They should serve the story rather than detracting from it with their presence.

Testing out several variations of the tilt shot on location assists in selecting the best option.

Considering the environment and background can enhance the tilt’s impact on the audience.

What Is A Tilt Shot – Wrap Up

We’ve delved into the dynamic world of tilt shots and their pivotal role in cinematic storytelling.

Mastering this technique is about more than just technical know-how; it’s about weaving emotion and narrative into every frame.

By embracing the subtleties of camera movement and composition we can transform a simple scene into a powerful moment that resonates with audiences.

Remember it’s the seamless integration of tilt shots that elevates our work from good to great.

Let’s keep pushing the boundaries and testing new angles to tell stories that captivate and engage.

Frequently Asked Questions

What Is The Primary Purpose Of Tilt Shots In Filmmaking?

Tilt shots are used in filmmaking to display scale, reveal details, emphasize emotions, and enhance dramatic moments.

They also help in showing relationships between characters and creating tension within a scene.

How Can Tilt Shots Impact The Emotional Tone Of A Scene?

Tilt shots can significantly underscore the emotional tone of a scene by influencing the viewer’s perception and drawing attention to specific elements, thus manipulating emotional responses.

What Equipment Is Essential For Creating A Compelling Tilt Shot?

For a compelling tilt shot, a sturdy tripod with the right head, preferably a fluid head tripod for smooth motion, and external monitors for precision are essential.

Can Tilt Shots Affect The Story Within A Film?

Yes, seamless and well-executed tilt shots can enhance the storytelling by focusing on crucial details, guiding the audience’s emotions, and advancing the narrative in a subtle but impactful way.

What Should Be Considered When Executing A Tilt Shot?

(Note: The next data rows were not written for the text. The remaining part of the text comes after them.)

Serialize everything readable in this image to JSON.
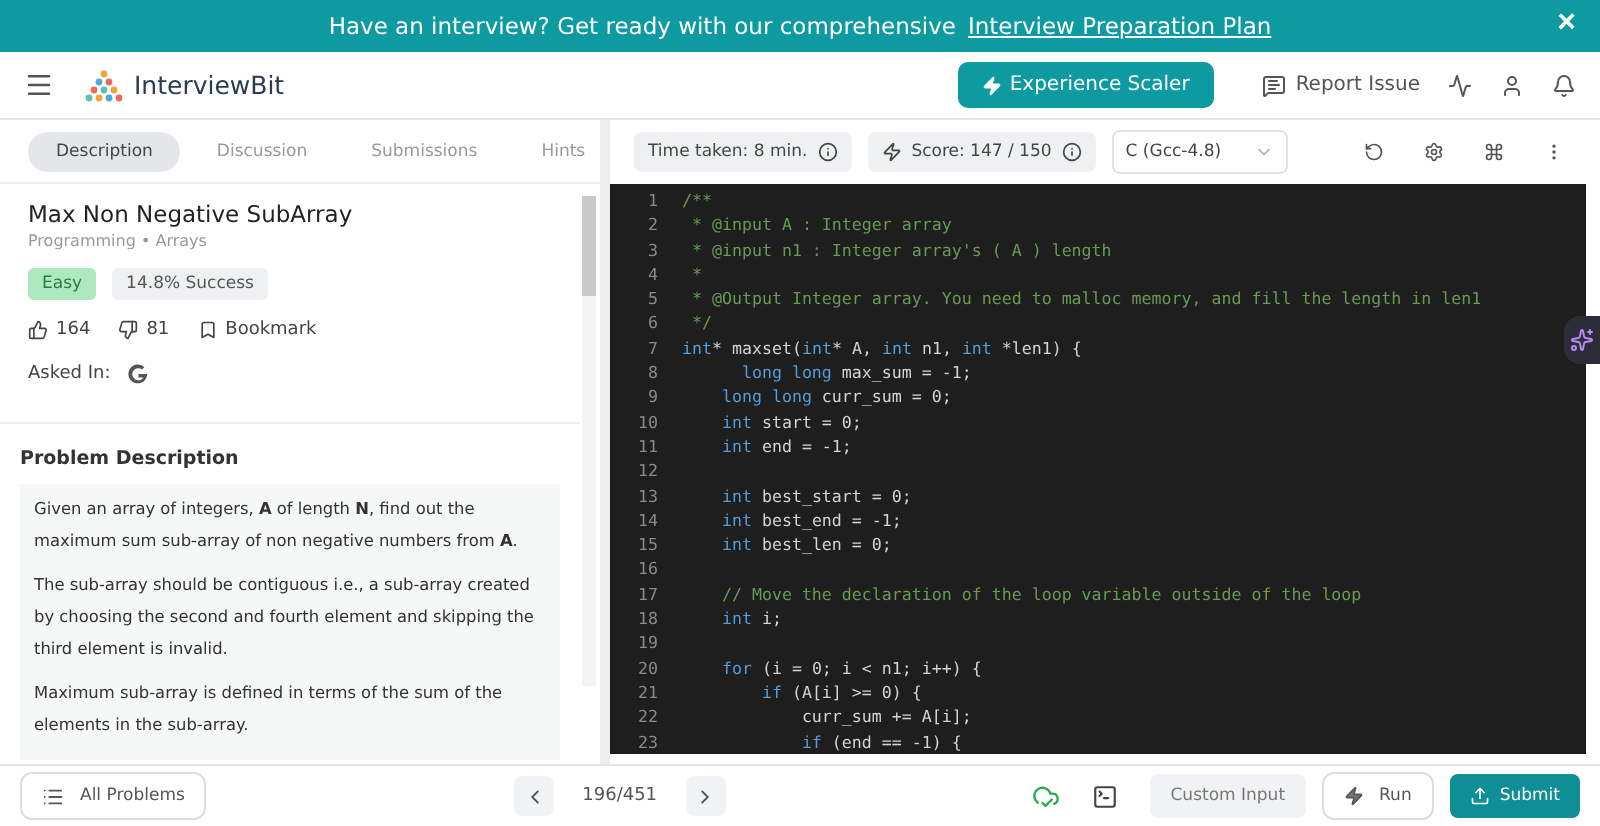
{
  "banner": {
    "text": "Have an interview? Get ready with our comprehensive",
    "link": "Interview Preparation Plan",
    "close": "×"
  },
  "header": {
    "logo": "InterviewBit",
    "cta": "Experience Scaler",
    "report": "Report Issue"
  },
  "tabs": [
    {
      "label": "Description",
      "selected": true
    },
    {
      "label": "Discussion",
      "selected": false
    },
    {
      "label": "Submissions",
      "selected": false
    },
    {
      "label": "Hints",
      "selected": false
    }
  ],
  "problem": {
    "title": "Max Non Negative SubArray",
    "breadcrumb": [
      "Programming",
      "•",
      "Arrays"
    ],
    "difficulty": "Easy",
    "success": "14.8% Success",
    "likes": "164",
    "dislikes": "81",
    "bookmark": "Bookmark",
    "asked_in": "Asked In:",
    "section": "Problem Description",
    "paragraphs": [
      "Given an array of integers, **A** of length **N**, find out the maximum sum sub-array of non negative numbers from **A**.",
      "The sub-array should be contiguous i.e., a sub-array created by choosing the second and fourth element and skipping the third element is invalid.",
      "Maximum sub-array is defined in terms of the sum of the elements in the sub-array."
    ]
  },
  "editor": {
    "time": "Time taken: 8 min.",
    "score": "Score: 147 / 150",
    "language": "C (Gcc-4.8)",
    "lines": [
      {
        "number": "1",
        "tokens": [
          {
            "kind": "comment",
            "text": "/**"
          }
        ]
      },
      {
        "number": "2",
        "tokens": [
          {
            "kind": "comment",
            "text": " * @input A : Integer array"
          }
        ]
      },
      {
        "number": "3",
        "tokens": [
          {
            "kind": "comment",
            "text": " * @input n1 : Integer array's ( A ) length"
          }
        ]
      },
      {
        "number": "4",
        "tokens": [
          {
            "kind": "comment",
            "text": " *"
          }
        ]
      },
      {
        "number": "5",
        "tokens": [
          {
            "kind": "comment",
            "text": " * @Output Integer array. You need to malloc memory, and fill the length in len1"
          }
        ]
      },
      {
        "number": "6",
        "tokens": [
          {
            "kind": "comment",
            "text": " */"
          }
        ]
      },
      {
        "number": "7",
        "tokens": [
          {
            "kind": "keyword",
            "text": "int"
          },
          {
            "kind": "plain",
            "text": "* maxset("
          },
          {
            "kind": "keyword",
            "text": "int"
          },
          {
            "kind": "plain",
            "text": "* A, "
          },
          {
            "kind": "keyword",
            "text": "int"
          },
          {
            "kind": "plain",
            "text": " n1, "
          },
          {
            "kind": "keyword",
            "text": "int"
          },
          {
            "kind": "plain",
            "text": " *len1) {"
          }
        ]
      },
      {
        "number": "8",
        "tokens": [
          {
            "kind": "keyword",
            "text": "      long long"
          },
          {
            "kind": "plain",
            "text": " max_sum = -1;"
          }
        ]
      },
      {
        "number": "9",
        "tokens": [
          {
            "kind": "keyword",
            "text": "    long long"
          },
          {
            "kind": "plain",
            "text": " curr_sum = 0;"
          }
        ]
      },
      {
        "number": "10",
        "tokens": [
          {
            "kind": "keyword",
            "text": "    int"
          },
          {
            "kind": "plain",
            "text": " start = 0;"
          }
        ]
      },
      {
        "number": "11",
        "tokens": [
          {
            "kind": "keyword",
            "text": "    int"
          },
          {
            "kind": "plain",
            "text": " end = -1;"
          }
        ]
      },
      {
        "number": "12"
      },
      {
        "number": "13",
        "tokens": [
          {
            "kind": "keyword",
            "text": "    int"
          },
          {
            "kind": "plain",
            "text": " best_start = 0;"
          }
        ]
      },
      {
        "number": "14",
        "tokens": [
          {
            "kind": "keyword",
            "text": "    int"
          },
          {
            "kind": "plain",
            "text": " best_end = -1;"
          }
        ]
      },
      {
        "number": "15",
        "tokens": [
          {
            "kind": "keyword",
            "text": "    int"
          },
          {
            "kind": "plain",
            "text": " best_len = 0;"
          }
        ]
      },
      {
        "number": "16"
      },
      {
        "number": "17",
        "tokens": [
          {
            "kind": "comment",
            "text": "    // Move the declaration of the loop variable outside of the loop"
          }
        ]
      },
      {
        "number": "18",
        "tokens": [
          {
            "kind": "keyword",
            "text": "    int"
          },
          {
            "kind": "plain",
            "text": " i;"
          }
        ]
      },
      {
        "number": "19"
      },
      {
        "number": "20",
        "tokens": [
          {
            "kind": "keyword",
            "text": "    for"
          },
          {
            "kind": "plain",
            "text": " (i = 0; i < n1; i++) {"
          }
        ]
      },
      {
        "number": "21",
        "tokens": [
          {
            "kind": "keyword",
            "text": "        if"
          },
          {
            "kind": "plain",
            "text": " (A[i] >= 0) {"
          }
        ]
      },
      {
        "number": "22",
        "tokens": [
          {
            "kind": "plain",
            "text": "            curr_sum += A[i];"
          }
        ]
      },
      {
        "number": "23",
        "tokens": [
          {
            "kind": "keyword",
            "text": "            if"
          },
          {
            "kind": "plain",
            "text": " (end == -1) {"
          }
        ]
      }
    ]
  },
  "footer": {
    "all_problems": "All Problems",
    "position": "196/451",
    "custom_input": "Custom Input",
    "run": "Run",
    "submit": "Submit"
  }
}
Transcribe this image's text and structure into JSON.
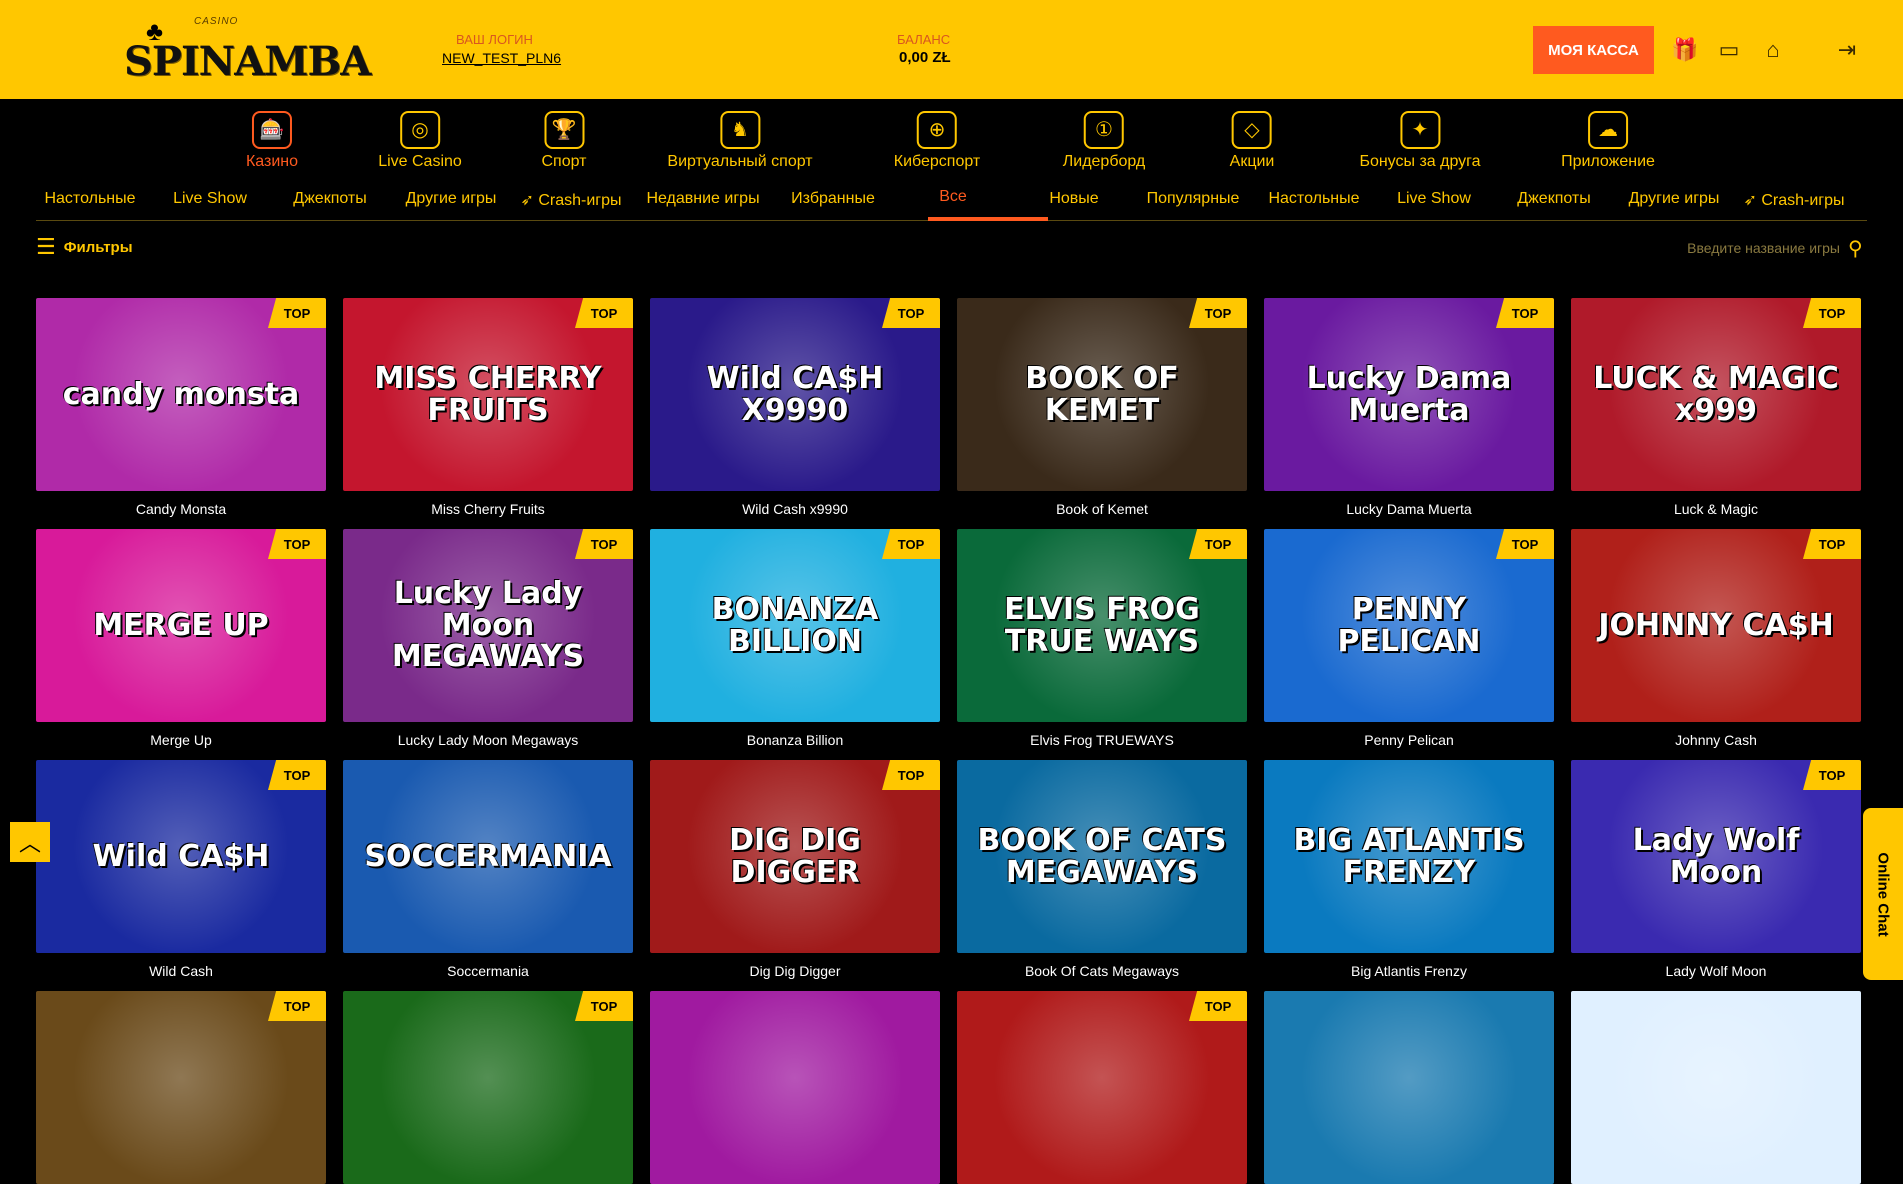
{
  "header": {
    "logo_small": "CASINO",
    "logo_word": "SPINAMBA",
    "login_label": "ВАШ ЛОГИН",
    "login_value": "NEW_TEST_PLN6",
    "balance_label": "БАЛАНС",
    "balance_value": "0,00 ZŁ",
    "cash_button": "МОЯ КАССА",
    "icons": [
      "gift-icon",
      "card-icon",
      "shop-icon",
      "logout-icon"
    ]
  },
  "main_nav": [
    {
      "label": "Казино",
      "icon": "slot-machine-icon",
      "active": true
    },
    {
      "label": "Live Casino",
      "icon": "webcam-icon"
    },
    {
      "label": "Спорт",
      "icon": "trophy-icon"
    },
    {
      "label": "Виртуальный спорт",
      "icon": "horse-icon"
    },
    {
      "label": "Киберспорт",
      "icon": "globe-icon"
    },
    {
      "label": "Лидерборд",
      "icon": "leaderboard-icon"
    },
    {
      "label": "Акции",
      "icon": "diamond-icon"
    },
    {
      "label": "Бонусы за друга",
      "icon": "friend-gift-icon"
    },
    {
      "label": "Приложение",
      "icon": "cloud-download-icon"
    }
  ],
  "sub_nav": [
    "Настольные",
    "Live Show",
    "Джекпоты",
    "Другие игры",
    "Crash-игры",
    "Недавние игры",
    "Избранные",
    "Все",
    "Новые",
    "Популярные",
    "Настольные",
    "Live Show",
    "Джекпоты",
    "Другие игры",
    "Crash-игры"
  ],
  "sub_nav_active": "Все",
  "filters_label": "Фильтры",
  "search_placeholder": "Введите название игры",
  "top_badge": "TOP",
  "games": [
    {
      "name": "Candy Monsta",
      "art": "candy monsta",
      "top": true,
      "bg": "#b02aa8"
    },
    {
      "name": "Miss Cherry Fruits",
      "art": "MISS CHERRY FRUITS",
      "top": true,
      "bg": "#c4162e"
    },
    {
      "name": "Wild Cash x9990",
      "art": "Wild CA$H X9990",
      "top": true,
      "bg": "#2a1a8a"
    },
    {
      "name": "Book of Kemet",
      "art": "BOOK OF KEMET",
      "top": true,
      "bg": "#3a2a1a"
    },
    {
      "name": "Lucky Dama Muerta",
      "art": "Lucky Dama Muerta",
      "top": true,
      "bg": "#6a1aa0"
    },
    {
      "name": "Luck & Magic",
      "art": "LUCK & MAGIC x999",
      "top": true,
      "bg": "#b01a2a"
    },
    {
      "name": "Merge Up",
      "art": "MERGE UP",
      "top": true,
      "bg": "#d81a9a"
    },
    {
      "name": "Lucky Lady Moon Megaways",
      "art": "Lucky Lady Moon MEGAWAYS",
      "top": true,
      "bg": "#7a2a8a"
    },
    {
      "name": "Bonanza Billion",
      "art": "BONANZA BILLION",
      "top": true,
      "bg": "#20b0e0"
    },
    {
      "name": "Elvis Frog TRUEWAYS",
      "art": "ELVIS FROG TRUE WAYS",
      "top": true,
      "bg": "#0a6a3a"
    },
    {
      "name": "Penny Pelican",
      "art": "PENNY PELICAN",
      "top": true,
      "bg": "#1a6ad0"
    },
    {
      "name": "Johnny Cash",
      "art": "JOHNNY CA$H",
      "top": true,
      "bg": "#b0201a"
    },
    {
      "name": "Wild Cash",
      "art": "Wild CA$H",
      "top": true,
      "bg": "#1a2aa0"
    },
    {
      "name": "Soccermania",
      "art": "SOCCERMANIA",
      "top": false,
      "bg": "#1a5ab0"
    },
    {
      "name": "Dig Dig Digger",
      "art": "DIG DIG DIGGER",
      "top": true,
      "bg": "#a01a1a"
    },
    {
      "name": "Book Of Cats Megaways",
      "art": "BOOK OF CATS MEGAWAYS",
      "top": false,
      "bg": "#0a6aa0"
    },
    {
      "name": "Big Atlantis Frenzy",
      "art": "BIG ATLANTIS FRENZY",
      "top": false,
      "bg": "#0a7ac0"
    },
    {
      "name": "Lady Wolf Moon",
      "art": "Lady Wolf Moon",
      "top": true,
      "bg": "#3a2ab0"
    },
    {
      "name": "",
      "art": "",
      "top": true,
      "bg": "#6a4a1a"
    },
    {
      "name": "",
      "art": "",
      "top": true,
      "bg": "#1a6a1a"
    },
    {
      "name": "",
      "art": "",
      "top": false,
      "bg": "#a01aa0"
    },
    {
      "name": "",
      "art": "",
      "top": true,
      "bg": "#b01a1a"
    },
    {
      "name": "",
      "art": "",
      "top": false,
      "bg": "#1a7ab0"
    },
    {
      "name": "",
      "art": "",
      "top": false,
      "bg": "#e0f0ff"
    }
  ],
  "online_chat": "Online Chat",
  "colors": {
    "brand": "#ffc700",
    "accent": "#ff5a1f",
    "bg": "#000000"
  }
}
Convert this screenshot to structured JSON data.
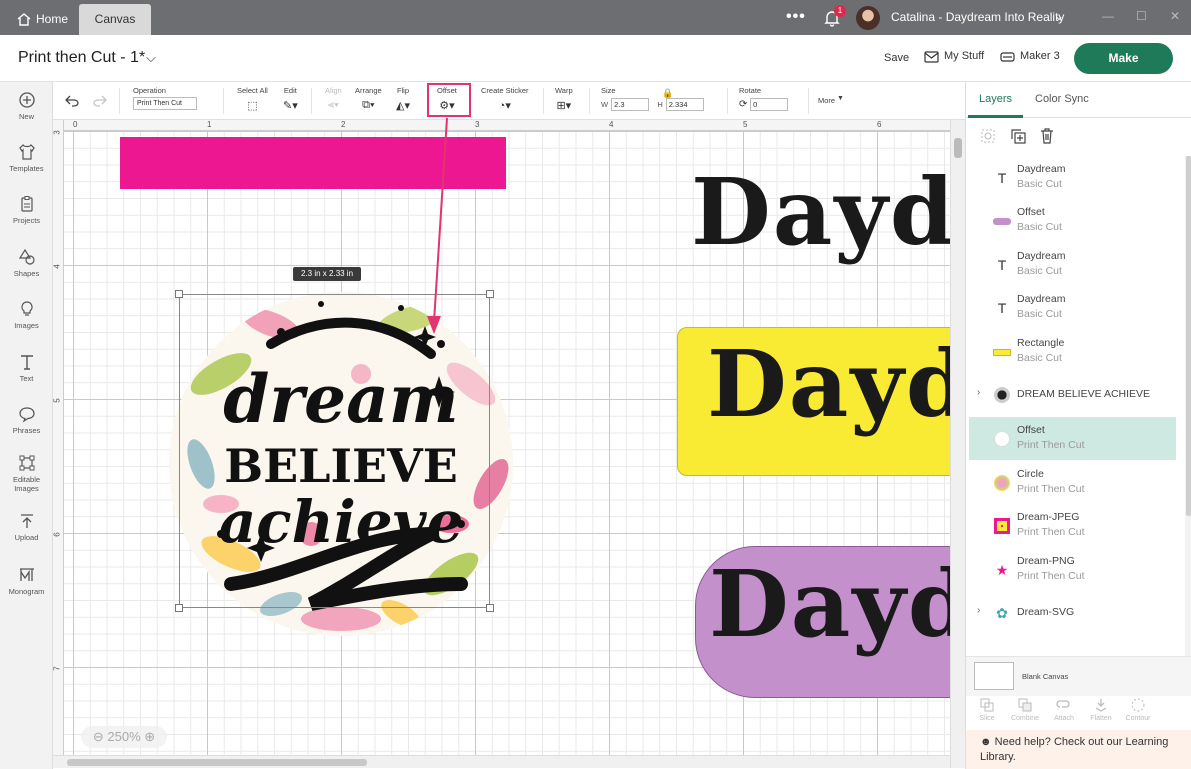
{
  "titlebar": {
    "home_label": "Home",
    "canvas_label": "Canvas",
    "more_label": "•••",
    "notification_count": "1",
    "user_label": "Catalina - Daydream Into Reality",
    "win_minimize": "—",
    "win_maximize": "☐",
    "win_close": "✕"
  },
  "doc": {
    "title": "Print then Cut - 1*",
    "save_label": "Save",
    "mystuff_label": "My Stuff",
    "machine_label": "Maker 3",
    "make_label": "Make"
  },
  "leftnav": {
    "items": [
      {
        "label": "New",
        "icon": "plus-circle-icon"
      },
      {
        "label": "Templates",
        "icon": "shirt-icon"
      },
      {
        "label": "Projects",
        "icon": "projects-icon"
      },
      {
        "label": "Shapes",
        "icon": "shapes-icon"
      },
      {
        "label": "Images",
        "icon": "bulb-icon"
      },
      {
        "label": "Text",
        "icon": "text-icon"
      },
      {
        "label": "Phrases",
        "icon": "speech-icon"
      },
      {
        "label": "Editable Images",
        "icon": "editable-image-icon"
      },
      {
        "label": "Upload",
        "icon": "upload-icon"
      },
      {
        "label": "Monogram",
        "icon": "monogram-icon"
      }
    ]
  },
  "toolbar": {
    "operation_label": "Operation",
    "operation_value": "Print Then Cut",
    "select_all_label": "Select All",
    "edit_label": "Edit",
    "align_label": "Align",
    "arrange_label": "Arrange",
    "flip_label": "Flip",
    "offset_label": "Offset",
    "sticker_label": "Create Sticker",
    "warp_label": "Warp",
    "size_label": "Size",
    "width_label": "W",
    "width_value": "2.3",
    "height_label": "H",
    "height_value": "2.334",
    "rotate_label": "Rotate",
    "rotate_value": "0",
    "more_label": "More"
  },
  "canvas": {
    "ruler_top": [
      "0",
      "1",
      "2",
      "3",
      "4",
      "5",
      "6"
    ],
    "ruler_left": [
      "3",
      "4",
      "5",
      "6",
      "7"
    ],
    "dimension_label": "2.3  in x 2.33  in",
    "design_words": [
      "dream",
      "BELIEVE",
      "achieve"
    ],
    "daydream_text": "Daydre",
    "daydream_text_short": "Daydr",
    "zoom_label": "250%",
    "colors": {
      "pink": "#ec1791",
      "yellow": "#f9ea34",
      "purple": "#c390cb",
      "annotation": "#e0356e"
    }
  },
  "panel": {
    "tab_layers": "Layers",
    "tab_color_sync": "Color Sync",
    "layers": [
      {
        "name": "Daydream",
        "sub": "Basic Cut",
        "thumb": "text-icon"
      },
      {
        "name": "Offset",
        "sub": "Basic Cut",
        "thumb": "offset-purple-thumb"
      },
      {
        "name": "Daydream",
        "sub": "Basic Cut",
        "thumb": "text-icon"
      },
      {
        "name": "Daydream",
        "sub": "Basic Cut",
        "thumb": "text-icon"
      },
      {
        "name": "Rectangle",
        "sub": "Basic Cut",
        "thumb": "yellow-rect-thumb"
      },
      {
        "name": "DREAM BELIEVE ACHIEVE",
        "sub": "",
        "thumb": "group-thumb"
      },
      {
        "name": "Offset",
        "sub": "Print Then Cut",
        "thumb": "offset-white-thumb"
      },
      {
        "name": "Circle",
        "sub": "Print Then Cut",
        "thumb": "circle-floral-thumb"
      },
      {
        "name": "Dream-JPEG",
        "sub": "Print Then Cut",
        "thumb": "jpeg-thumb"
      },
      {
        "name": "Dream-PNG",
        "sub": "Print Then Cut",
        "thumb": "png-thumb"
      },
      {
        "name": "Dream-SVG",
        "sub": "",
        "thumb": "svg-thumb"
      }
    ],
    "blank_canvas_label": "Blank Canvas",
    "bottom_tools": [
      "Slice",
      "Combine",
      "Attach",
      "Flatten",
      "Contour"
    ],
    "help_text": "Need help? Check out our Learning Library."
  }
}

When executing a tilt shot, it is important to consider camera movement mechanics, composition rules, the emotional tone of the scene, and variation in focal lengths to offer different perspectives.

Why Is It Important To Practice Tilt Shots On Location?

Practicing tilt shots on location is vital to ensuring they blend seamlessly into the story and exploring variations that can maximize their impact within the actual setting of the scene.